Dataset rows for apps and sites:

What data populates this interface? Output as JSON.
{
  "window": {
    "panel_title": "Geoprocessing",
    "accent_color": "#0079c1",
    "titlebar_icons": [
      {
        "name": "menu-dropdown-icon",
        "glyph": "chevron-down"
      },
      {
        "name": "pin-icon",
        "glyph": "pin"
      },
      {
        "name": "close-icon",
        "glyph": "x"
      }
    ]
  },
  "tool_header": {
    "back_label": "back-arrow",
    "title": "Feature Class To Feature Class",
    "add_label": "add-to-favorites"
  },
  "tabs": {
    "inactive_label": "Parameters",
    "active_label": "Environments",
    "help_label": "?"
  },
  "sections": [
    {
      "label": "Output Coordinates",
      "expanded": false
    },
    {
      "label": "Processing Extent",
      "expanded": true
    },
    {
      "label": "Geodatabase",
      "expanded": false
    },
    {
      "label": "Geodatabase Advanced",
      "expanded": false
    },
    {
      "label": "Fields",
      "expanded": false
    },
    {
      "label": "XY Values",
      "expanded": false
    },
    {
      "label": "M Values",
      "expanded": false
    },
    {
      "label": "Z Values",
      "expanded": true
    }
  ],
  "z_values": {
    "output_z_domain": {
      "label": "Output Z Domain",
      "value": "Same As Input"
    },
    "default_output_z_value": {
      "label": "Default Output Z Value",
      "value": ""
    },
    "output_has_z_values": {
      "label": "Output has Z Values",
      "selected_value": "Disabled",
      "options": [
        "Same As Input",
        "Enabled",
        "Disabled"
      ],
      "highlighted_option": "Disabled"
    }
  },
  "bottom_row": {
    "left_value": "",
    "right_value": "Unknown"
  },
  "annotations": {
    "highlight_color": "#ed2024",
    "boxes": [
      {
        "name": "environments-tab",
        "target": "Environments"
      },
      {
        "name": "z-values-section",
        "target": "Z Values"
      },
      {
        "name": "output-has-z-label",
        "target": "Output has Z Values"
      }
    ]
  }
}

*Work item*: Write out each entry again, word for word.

*Exercise solution*:
What data populates this interface? Output as JSON.
{
  "window": {
    "panel_title": "Geoprocessing",
    "accent_color": "#0079c1",
    "titlebar_icons": [
      {
        "name": "menu-dropdown-icon",
        "glyph": "chevron-down"
      },
      {
        "name": "pin-icon",
        "glyph": "pin"
      },
      {
        "name": "close-icon",
        "glyph": "x"
      }
    ]
  },
  "tool_header": {
    "back_label": "back-arrow",
    "title": "Feature Class To Feature Class",
    "add_label": "add-to-favorites"
  },
  "tabs": {
    "inactive_label": "Parameters",
    "active_label": "Environments",
    "help_label": "?"
  },
  "sections": [
    {
      "label": "Output Coordinates",
      "expanded": false
    },
    {
      "label": "Processing Extent",
      "expanded": true
    },
    {
      "label": "Geodatabase",
      "expanded": false
    },
    {
      "label": "Geodatabase Advanced",
      "expanded": false
    },
    {
      "label": "Fields",
      "expanded": false
    },
    {
      "label": "XY Values",
      "expanded": false
    },
    {
      "label": "M Values",
      "expanded": false
    },
    {
      "label": "Z Values",
      "expanded": true
    }
  ],
  "z_values": {
    "output_z_domain": {
      "label": "Output Z Domain",
      "value": "Same As Input"
    },
    "default_output_z_value": {
      "label": "Default Output Z Value",
      "value": ""
    },
    "output_has_z_values": {
      "label": "Output has Z Values",
      "selected_value": "Disabled",
      "options": [
        "Same As Input",
        "Enabled",
        "Disabled"
      ],
      "highlighted_option": "Disabled"
    }
  },
  "bottom_row": {
    "left_value": "",
    "right_value": "Unknown"
  },
  "annotations": {
    "highlight_color": "#ed2024",
    "boxes": [
      {
        "name": "environments-tab",
        "target": "Environments"
      },
      {
        "name": "z-values-section",
        "target": "Z Values"
      },
      {
        "name": "output-has-z-label",
        "target": "Output has Z Values"
      }
    ]
  }
}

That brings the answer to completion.